The jury in the Kerrick trial is raising concerns for some people. The NAACP tells FOX 46 it's disappointed in the makeup of the jury.

It consists of eight women and four men. Two women and three men are white, two women are Hispanic and two women and one man is black. The NAACP is upset because of a lack of diversity, saying the jury selection does not reflect the demographic of Mecklenburg County. 

The real question is, how important is diversity in such a high profile case like the Kerrick trial?

Corine Mack, Charlotte Chapter President of the NAACP says she's been emotionally attached to the Kerrick case from the beginning. "He was a man. A young man who had a life to live. Which will not be lived now because it was taken by officer Kerrick," Mack said.

12 jurors will have to decide if officer Randall Kerrick used excessive force or acted in self-defense in the shooting death of unarmed Jonathan Ferrell.

One major concern the NAACP now has is that the jury selection is not diverse enough, something Mack believes could potentially hurt the case. "I think it would help if there were more African Americans because the likelihood is that the African-American has walked in that African-American's shoes. And seen through those eyes."

Legal expert Lane Williamson says it's not all about race. That under federal law, you can not simply select a juror because of their ethnicity.
They had to pick from a pool of 60 people who were all selected randomly from driver's license records and voting records.

"The only thing that's really wrong is where one side or the other is excusing jurors simply based on race," Williamson said.

Mack and Williamson agree just because someone fits a certain demographic does not mean they will decide one way or another. 

Williamson also points out that jurors have to serve on the trial for a long period of time, which takes them away from work. He says the jury pool can be skewed based on socio-economics because of that, which doesn't necessarily mean race.

Mack says while the jury selection is final she has one message for the 12 people who will be seated Monday morning. "You as an individual would look at this trial from a human nature. An unarmed man was killed," Mack said.

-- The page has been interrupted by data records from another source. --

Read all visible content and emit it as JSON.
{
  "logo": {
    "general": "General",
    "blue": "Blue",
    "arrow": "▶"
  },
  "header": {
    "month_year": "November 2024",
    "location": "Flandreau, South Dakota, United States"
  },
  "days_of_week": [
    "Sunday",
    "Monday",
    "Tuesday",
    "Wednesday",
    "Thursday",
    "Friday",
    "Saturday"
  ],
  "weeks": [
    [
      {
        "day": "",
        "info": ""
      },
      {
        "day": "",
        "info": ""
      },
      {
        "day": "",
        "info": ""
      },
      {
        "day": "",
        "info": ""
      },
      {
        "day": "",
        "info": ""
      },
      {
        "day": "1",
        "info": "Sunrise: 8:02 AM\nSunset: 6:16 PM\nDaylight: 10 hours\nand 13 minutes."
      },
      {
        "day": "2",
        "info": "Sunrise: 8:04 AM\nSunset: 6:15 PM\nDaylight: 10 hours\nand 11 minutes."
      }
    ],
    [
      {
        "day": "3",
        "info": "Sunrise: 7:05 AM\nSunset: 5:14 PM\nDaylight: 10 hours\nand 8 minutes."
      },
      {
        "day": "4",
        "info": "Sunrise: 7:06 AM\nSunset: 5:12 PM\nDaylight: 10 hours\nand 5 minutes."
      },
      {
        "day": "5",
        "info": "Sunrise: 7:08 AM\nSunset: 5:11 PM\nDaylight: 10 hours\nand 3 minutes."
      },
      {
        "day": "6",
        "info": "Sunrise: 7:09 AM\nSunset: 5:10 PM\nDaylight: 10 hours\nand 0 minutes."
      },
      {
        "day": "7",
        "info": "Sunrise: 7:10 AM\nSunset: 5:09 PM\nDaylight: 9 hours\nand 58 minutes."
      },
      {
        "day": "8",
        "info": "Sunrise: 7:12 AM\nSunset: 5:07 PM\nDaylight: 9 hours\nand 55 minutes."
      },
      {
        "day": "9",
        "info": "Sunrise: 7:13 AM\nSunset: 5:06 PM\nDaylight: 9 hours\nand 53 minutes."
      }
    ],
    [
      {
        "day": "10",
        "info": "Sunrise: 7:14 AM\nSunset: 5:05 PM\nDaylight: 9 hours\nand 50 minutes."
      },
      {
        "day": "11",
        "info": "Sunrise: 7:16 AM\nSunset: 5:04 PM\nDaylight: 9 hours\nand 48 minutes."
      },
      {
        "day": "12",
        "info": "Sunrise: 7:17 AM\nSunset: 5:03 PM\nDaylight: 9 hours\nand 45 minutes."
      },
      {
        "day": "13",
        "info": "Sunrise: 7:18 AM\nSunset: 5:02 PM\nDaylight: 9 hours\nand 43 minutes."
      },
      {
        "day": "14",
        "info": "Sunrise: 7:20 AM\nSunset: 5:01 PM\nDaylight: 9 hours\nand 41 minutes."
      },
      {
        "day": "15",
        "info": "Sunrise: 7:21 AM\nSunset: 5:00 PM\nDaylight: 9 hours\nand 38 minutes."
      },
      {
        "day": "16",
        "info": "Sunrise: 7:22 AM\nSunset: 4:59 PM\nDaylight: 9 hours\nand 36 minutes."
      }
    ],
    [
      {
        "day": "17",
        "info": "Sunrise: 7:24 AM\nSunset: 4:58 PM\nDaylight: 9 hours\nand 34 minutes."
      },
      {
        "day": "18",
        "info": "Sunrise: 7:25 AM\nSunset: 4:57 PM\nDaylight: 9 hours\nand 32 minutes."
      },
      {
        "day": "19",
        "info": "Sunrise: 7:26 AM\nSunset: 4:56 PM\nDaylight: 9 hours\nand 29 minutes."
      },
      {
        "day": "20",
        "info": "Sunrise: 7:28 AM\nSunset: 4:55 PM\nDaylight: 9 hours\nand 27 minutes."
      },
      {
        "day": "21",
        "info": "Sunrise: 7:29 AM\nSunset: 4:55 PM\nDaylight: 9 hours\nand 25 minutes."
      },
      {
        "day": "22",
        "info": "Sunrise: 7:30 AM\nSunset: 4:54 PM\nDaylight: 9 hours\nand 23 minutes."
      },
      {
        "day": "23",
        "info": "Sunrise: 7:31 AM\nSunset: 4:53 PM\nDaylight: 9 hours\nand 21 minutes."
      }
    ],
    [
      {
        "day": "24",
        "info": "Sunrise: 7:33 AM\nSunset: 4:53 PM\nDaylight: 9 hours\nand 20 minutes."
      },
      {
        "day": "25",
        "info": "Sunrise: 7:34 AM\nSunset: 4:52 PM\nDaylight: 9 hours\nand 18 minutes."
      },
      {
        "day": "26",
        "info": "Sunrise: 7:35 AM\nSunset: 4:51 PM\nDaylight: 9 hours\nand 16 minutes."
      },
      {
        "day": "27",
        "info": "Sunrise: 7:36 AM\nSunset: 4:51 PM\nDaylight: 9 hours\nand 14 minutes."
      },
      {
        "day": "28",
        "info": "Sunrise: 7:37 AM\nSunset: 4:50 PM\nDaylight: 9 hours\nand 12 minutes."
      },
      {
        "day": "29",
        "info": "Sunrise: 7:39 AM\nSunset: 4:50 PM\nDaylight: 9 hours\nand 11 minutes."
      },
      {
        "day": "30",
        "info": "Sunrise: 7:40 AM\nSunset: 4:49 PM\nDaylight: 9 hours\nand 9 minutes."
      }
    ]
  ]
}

Opening statements begin Monday and the judge will announce tomorrow if cameras will be allowed in the courtroom.